What you should do:
Repeat the records. Each line must match exactly.

(Entries from a dataset of interfaces)

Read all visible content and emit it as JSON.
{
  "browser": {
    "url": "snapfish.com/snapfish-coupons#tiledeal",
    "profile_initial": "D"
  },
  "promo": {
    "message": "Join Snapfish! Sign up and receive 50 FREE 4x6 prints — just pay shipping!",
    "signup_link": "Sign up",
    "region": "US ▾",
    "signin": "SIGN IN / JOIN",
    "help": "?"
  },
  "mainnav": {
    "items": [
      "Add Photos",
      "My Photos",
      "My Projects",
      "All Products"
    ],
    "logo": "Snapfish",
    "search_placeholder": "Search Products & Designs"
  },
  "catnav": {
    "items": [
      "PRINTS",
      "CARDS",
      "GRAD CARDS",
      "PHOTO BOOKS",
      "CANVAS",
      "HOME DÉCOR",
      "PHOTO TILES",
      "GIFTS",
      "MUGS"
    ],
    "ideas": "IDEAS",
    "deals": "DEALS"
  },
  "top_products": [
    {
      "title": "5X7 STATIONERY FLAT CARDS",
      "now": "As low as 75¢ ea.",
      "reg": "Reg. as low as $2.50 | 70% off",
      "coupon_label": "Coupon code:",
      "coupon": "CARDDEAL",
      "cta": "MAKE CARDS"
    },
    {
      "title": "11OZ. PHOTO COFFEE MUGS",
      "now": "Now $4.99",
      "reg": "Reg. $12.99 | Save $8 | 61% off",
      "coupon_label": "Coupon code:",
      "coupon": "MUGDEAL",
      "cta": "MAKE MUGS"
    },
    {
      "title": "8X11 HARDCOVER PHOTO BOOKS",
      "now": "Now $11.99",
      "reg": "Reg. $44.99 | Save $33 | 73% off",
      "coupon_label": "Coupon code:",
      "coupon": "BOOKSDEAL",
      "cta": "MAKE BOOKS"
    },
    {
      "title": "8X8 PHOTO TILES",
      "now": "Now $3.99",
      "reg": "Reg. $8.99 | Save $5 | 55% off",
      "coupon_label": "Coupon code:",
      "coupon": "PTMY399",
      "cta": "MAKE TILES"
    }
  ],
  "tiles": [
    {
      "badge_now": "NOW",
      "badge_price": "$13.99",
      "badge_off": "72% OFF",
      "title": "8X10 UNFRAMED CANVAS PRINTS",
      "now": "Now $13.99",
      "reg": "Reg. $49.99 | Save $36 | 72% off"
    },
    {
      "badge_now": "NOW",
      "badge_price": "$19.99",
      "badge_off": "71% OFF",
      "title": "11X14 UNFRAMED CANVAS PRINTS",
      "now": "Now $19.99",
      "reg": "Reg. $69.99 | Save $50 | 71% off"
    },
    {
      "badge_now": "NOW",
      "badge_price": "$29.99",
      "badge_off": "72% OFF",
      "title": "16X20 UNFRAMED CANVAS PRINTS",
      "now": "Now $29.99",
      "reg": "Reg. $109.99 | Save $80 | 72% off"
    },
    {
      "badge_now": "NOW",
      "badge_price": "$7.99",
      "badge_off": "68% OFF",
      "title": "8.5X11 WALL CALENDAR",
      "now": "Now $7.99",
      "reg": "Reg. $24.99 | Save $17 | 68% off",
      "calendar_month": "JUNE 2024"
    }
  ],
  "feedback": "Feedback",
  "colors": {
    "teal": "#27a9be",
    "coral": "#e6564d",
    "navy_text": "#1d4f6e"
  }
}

Response to this exercise:
Read all visible content and emit it as JSON.
{
  "browser": {
    "url": "snapfish.com/snapfish-coupons#tiledeal",
    "profile_initial": "D"
  },
  "promo": {
    "message": "Join Snapfish! Sign up and receive 50 FREE 4x6 prints — just pay shipping!",
    "signup_link": "Sign up",
    "region": "US ▾",
    "signin": "SIGN IN / JOIN",
    "help": "?"
  },
  "mainnav": {
    "items": [
      "Add Photos",
      "My Photos",
      "My Projects",
      "All Products"
    ],
    "logo": "Snapfish",
    "search_placeholder": "Search Products & Designs"
  },
  "catnav": {
    "items": [
      "PRINTS",
      "CARDS",
      "GRAD CARDS",
      "PHOTO BOOKS",
      "CANVAS",
      "HOME DÉCOR",
      "PHOTO TILES",
      "GIFTS",
      "MUGS"
    ],
    "ideas": "IDEAS",
    "deals": "DEALS"
  },
  "top_products": [
    {
      "title": "5X7 STATIONERY FLAT CARDS",
      "now": "As low as 75¢ ea.",
      "reg": "Reg. as low as $2.50 | 70% off",
      "coupon_label": "Coupon code:",
      "coupon": "CARDDEAL",
      "cta": "MAKE CARDS"
    },
    {
      "title": "11OZ. PHOTO COFFEE MUGS",
      "now": "Now $4.99",
      "reg": "Reg. $12.99 | Save $8 | 61% off",
      "coupon_label": "Coupon code:",
      "coupon": "MUGDEAL",
      "cta": "MAKE MUGS"
    },
    {
      "title": "8X11 HARDCOVER PHOTO BOOKS",
      "now": "Now $11.99",
      "reg": "Reg. $44.99 | Save $33 | 73% off",
      "coupon_label": "Coupon code:",
      "coupon": "BOOKSDEAL",
      "cta": "MAKE BOOKS"
    },
    {
      "title": "8X8 PHOTO TILES",
      "now": "Now $3.99",
      "reg": "Reg. $8.99 | Save $5 | 55% off",
      "coupon_label": "Coupon code:",
      "coupon": "PTMY399",
      "cta": "MAKE TILES"
    }
  ],
  "tiles": [
    {
      "badge_now": "NOW",
      "badge_price": "$13.99",
      "badge_off": "72% OFF",
      "title": "8X10 UNFRAMED CANVAS PRINTS",
      "now": "Now $13.99",
      "reg": "Reg. $49.99 | Save $36 | 72% off"
    },
    {
      "badge_now": "NOW",
      "badge_price": "$19.99",
      "badge_off": "71% OFF",
      "title": "11X14 UNFRAMED CANVAS PRINTS",
      "now": "Now $19.99",
      "reg": "Reg. $69.99 | Save $50 | 71% off"
    },
    {
      "badge_now": "NOW",
      "badge_price": "$29.99",
      "badge_off": "72% OFF",
      "title": "16X20 UNFRAMED CANVAS PRINTS",
      "now": "Now $29.99",
      "reg": "Reg. $109.99 | Save $80 | 72% off"
    },
    {
      "badge_now": "NOW",
      "badge_price": "$7.99",
      "badge_off": "68% OFF",
      "title": "8.5X11 WALL CALENDAR",
      "now": "Now $7.99",
      "reg": "Reg. $24.99 | Save $17 | 68% off",
      "calendar_month": "JUNE 2024"
    }
  ],
  "feedback": "Feedback",
  "colors": {
    "teal": "#27a9be",
    "coral": "#e6564d",
    "navy_text": "#1d4f6e"
  }
}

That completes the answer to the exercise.